* **Dataset excerpts**:
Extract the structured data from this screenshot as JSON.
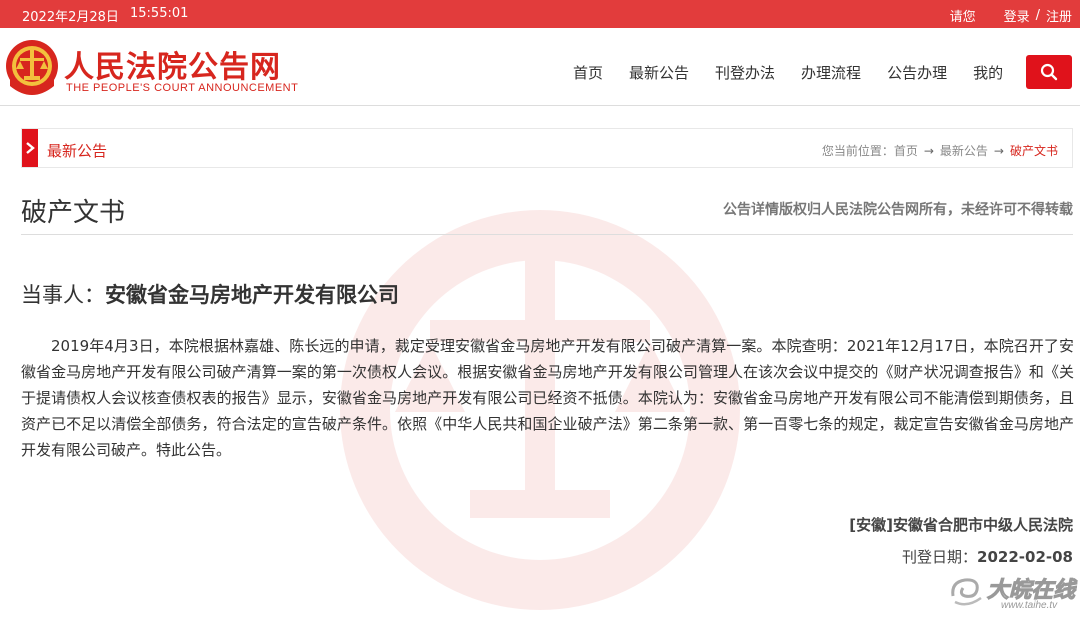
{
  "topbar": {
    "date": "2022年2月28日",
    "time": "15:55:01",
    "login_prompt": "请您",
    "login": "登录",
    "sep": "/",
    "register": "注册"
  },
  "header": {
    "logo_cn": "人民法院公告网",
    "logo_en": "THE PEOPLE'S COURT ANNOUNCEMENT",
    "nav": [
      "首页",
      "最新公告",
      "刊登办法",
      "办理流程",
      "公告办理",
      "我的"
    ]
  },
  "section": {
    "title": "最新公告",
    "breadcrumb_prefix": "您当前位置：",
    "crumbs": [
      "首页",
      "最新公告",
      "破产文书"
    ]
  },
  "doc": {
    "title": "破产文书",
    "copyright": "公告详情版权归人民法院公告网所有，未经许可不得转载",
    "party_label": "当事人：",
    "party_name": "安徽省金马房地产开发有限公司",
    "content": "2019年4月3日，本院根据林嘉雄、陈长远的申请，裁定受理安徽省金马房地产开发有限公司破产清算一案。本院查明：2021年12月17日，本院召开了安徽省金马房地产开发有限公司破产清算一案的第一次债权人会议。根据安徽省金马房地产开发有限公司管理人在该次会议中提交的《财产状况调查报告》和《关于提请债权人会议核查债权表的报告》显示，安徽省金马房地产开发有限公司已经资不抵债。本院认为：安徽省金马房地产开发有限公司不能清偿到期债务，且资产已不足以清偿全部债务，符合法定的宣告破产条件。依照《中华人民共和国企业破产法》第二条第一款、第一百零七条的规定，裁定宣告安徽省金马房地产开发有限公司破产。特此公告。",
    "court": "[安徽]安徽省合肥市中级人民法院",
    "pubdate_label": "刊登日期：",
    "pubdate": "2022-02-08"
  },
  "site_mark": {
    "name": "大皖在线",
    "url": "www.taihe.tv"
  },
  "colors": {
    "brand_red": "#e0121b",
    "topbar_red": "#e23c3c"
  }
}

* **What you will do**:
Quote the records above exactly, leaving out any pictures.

* **Output of the exercise**:
Extract the structured data from this screenshot as JSON.
{
  "topbar": {
    "date": "2022年2月28日",
    "time": "15:55:01",
    "login_prompt": "请您",
    "login": "登录",
    "sep": "/",
    "register": "注册"
  },
  "header": {
    "logo_cn": "人民法院公告网",
    "logo_en": "THE PEOPLE'S COURT ANNOUNCEMENT",
    "nav": [
      "首页",
      "最新公告",
      "刊登办法",
      "办理流程",
      "公告办理",
      "我的"
    ]
  },
  "section": {
    "title": "最新公告",
    "breadcrumb_prefix": "您当前位置：",
    "crumbs": [
      "首页",
      "最新公告",
      "破产文书"
    ]
  },
  "doc": {
    "title": "破产文书",
    "copyright": "公告详情版权归人民法院公告网所有，未经许可不得转载",
    "party_label": "当事人：",
    "party_name": "安徽省金马房地产开发有限公司",
    "content": "2019年4月3日，本院根据林嘉雄、陈长远的申请，裁定受理安徽省金马房地产开发有限公司破产清算一案。本院查明：2021年12月17日，本院召开了安徽省金马房地产开发有限公司破产清算一案的第一次债权人会议。根据安徽省金马房地产开发有限公司管理人在该次会议中提交的《财产状况调查报告》和《关于提请债权人会议核查债权表的报告》显示，安徽省金马房地产开发有限公司已经资不抵债。本院认为：安徽省金马房地产开发有限公司不能清偿到期债务，且资产已不足以清偿全部债务，符合法定的宣告破产条件。依照《中华人民共和国企业破产法》第二条第一款、第一百零七条的规定，裁定宣告安徽省金马房地产开发有限公司破产。特此公告。",
    "court": "[安徽]安徽省合肥市中级人民法院",
    "pubdate_label": "刊登日期：",
    "pubdate": "2022-02-08"
  },
  "site_mark": {
    "name": "大皖在线",
    "url": "www.taihe.tv"
  },
  "colors": {
    "brand_red": "#e0121b",
    "topbar_red": "#e23c3c"
  }
}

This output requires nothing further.